Under the bear's gaze and set around the dirt is Bootleg Noguchi (set from Appalachian Spring), 2013, Malinowska's quirky interpretation of parts of Isamu Noguchi's set for "Appalachian Spring," the 1944 ballet composed by Aaron Copland and choreographed by Martha Graham. The original set was an elegant reduction of Appalachian architecture and furniture to minimal, polished components; a few wooden beams traced the outline of a barn, while bronze sculptures evoked the silhouettes of rocking chairs. Malinowska's version returns Noguchi's translation of Appalachia to its folksy origins. A canvas painted to resemble clapboard siding is propped up by an actual tree branch, instead of Noguchi's original wooden frame, while the bronze chairs are transmuted back into wood and lacquered black.

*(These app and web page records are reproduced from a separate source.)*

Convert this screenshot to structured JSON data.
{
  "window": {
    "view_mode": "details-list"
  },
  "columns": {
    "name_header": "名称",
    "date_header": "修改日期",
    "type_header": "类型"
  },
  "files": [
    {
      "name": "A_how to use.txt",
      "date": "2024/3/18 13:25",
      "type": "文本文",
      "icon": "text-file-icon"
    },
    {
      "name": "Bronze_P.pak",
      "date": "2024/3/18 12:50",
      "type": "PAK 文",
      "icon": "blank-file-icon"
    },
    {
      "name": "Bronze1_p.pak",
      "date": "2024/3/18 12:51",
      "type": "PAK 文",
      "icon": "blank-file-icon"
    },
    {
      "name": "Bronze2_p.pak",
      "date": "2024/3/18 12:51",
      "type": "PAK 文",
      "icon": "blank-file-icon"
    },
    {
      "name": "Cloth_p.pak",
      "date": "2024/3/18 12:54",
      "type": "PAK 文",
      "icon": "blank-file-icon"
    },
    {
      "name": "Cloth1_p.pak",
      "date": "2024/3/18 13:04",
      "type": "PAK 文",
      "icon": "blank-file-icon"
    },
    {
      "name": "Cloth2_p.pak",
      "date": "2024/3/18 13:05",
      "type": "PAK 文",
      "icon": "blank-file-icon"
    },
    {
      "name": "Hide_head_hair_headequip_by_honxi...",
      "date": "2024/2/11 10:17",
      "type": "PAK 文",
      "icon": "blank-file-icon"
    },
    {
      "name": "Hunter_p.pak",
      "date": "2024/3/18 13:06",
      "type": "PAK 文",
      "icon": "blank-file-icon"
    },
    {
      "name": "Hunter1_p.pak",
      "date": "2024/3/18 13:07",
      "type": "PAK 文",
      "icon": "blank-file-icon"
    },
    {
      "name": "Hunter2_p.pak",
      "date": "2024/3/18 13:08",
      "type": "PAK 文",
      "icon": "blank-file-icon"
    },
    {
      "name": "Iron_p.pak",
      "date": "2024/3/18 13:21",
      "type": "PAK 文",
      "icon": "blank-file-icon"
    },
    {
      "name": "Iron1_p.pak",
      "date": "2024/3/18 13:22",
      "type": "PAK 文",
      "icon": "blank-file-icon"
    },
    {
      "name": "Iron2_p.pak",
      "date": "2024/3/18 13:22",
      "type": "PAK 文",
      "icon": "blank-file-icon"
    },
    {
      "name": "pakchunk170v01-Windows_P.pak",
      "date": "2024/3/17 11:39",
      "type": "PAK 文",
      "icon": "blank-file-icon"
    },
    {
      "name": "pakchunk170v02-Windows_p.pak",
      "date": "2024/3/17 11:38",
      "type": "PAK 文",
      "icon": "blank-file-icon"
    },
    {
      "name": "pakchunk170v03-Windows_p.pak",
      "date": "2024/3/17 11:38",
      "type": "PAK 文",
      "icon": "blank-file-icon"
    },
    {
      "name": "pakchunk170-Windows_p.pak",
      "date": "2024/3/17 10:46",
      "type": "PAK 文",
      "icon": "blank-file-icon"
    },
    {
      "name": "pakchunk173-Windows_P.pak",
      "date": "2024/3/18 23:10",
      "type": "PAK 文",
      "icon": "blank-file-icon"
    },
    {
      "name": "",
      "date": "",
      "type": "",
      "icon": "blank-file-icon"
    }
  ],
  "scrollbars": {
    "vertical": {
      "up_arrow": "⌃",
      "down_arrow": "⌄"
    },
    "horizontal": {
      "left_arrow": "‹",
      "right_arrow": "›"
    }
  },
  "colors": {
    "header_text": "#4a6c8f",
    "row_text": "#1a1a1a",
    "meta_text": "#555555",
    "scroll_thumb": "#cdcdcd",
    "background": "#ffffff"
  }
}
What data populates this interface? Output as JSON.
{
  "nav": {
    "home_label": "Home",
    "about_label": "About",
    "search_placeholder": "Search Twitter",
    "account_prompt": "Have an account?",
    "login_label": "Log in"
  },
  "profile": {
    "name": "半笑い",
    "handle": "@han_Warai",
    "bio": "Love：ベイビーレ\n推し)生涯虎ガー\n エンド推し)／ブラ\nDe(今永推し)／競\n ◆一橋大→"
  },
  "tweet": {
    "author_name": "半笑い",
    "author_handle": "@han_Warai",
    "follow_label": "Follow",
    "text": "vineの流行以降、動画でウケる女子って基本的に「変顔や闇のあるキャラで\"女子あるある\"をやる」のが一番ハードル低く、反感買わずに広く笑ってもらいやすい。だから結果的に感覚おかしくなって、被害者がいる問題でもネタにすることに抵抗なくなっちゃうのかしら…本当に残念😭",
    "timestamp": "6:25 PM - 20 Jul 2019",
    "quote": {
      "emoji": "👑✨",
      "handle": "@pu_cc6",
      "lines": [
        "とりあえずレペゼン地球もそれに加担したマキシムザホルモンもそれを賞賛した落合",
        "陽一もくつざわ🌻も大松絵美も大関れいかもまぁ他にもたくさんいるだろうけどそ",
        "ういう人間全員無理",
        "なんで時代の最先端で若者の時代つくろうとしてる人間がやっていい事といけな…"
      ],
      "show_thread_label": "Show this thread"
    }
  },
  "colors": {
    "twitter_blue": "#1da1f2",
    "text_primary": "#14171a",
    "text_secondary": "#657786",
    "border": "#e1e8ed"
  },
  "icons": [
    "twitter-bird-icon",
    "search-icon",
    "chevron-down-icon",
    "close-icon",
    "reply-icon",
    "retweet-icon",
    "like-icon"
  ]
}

There is a detour from the already conceptually loose frontier evoked by Malinowska (Yukon and Appalachia being on opposite sides of the continent) through a sort of Cold War-era kitsch. In the room's corner, facing away from the center, America (2012-13) is a video embedded in a facsimile of a '60s television set built by Malinowska. Perhaps a winking nod to the artist's Polish heritage and generalizations about the Soviet bloc made in the U.S. during that era, the work features a reading of Allen Ginsberg's eponymous poem by conductor Semyon Vekshtein, in his strong Russian accent and without much emotion. America has an unsubtle humor, the conductor playing the stone-faced Soviet bureaucrat and saying lines like, "The Russia wants to eat us alive." Like the Noguchi piece, it's another moment of strange and cartoonish encounter enacted by Malinowska, a significant piece of cultural history confronted by a caricature of its objects.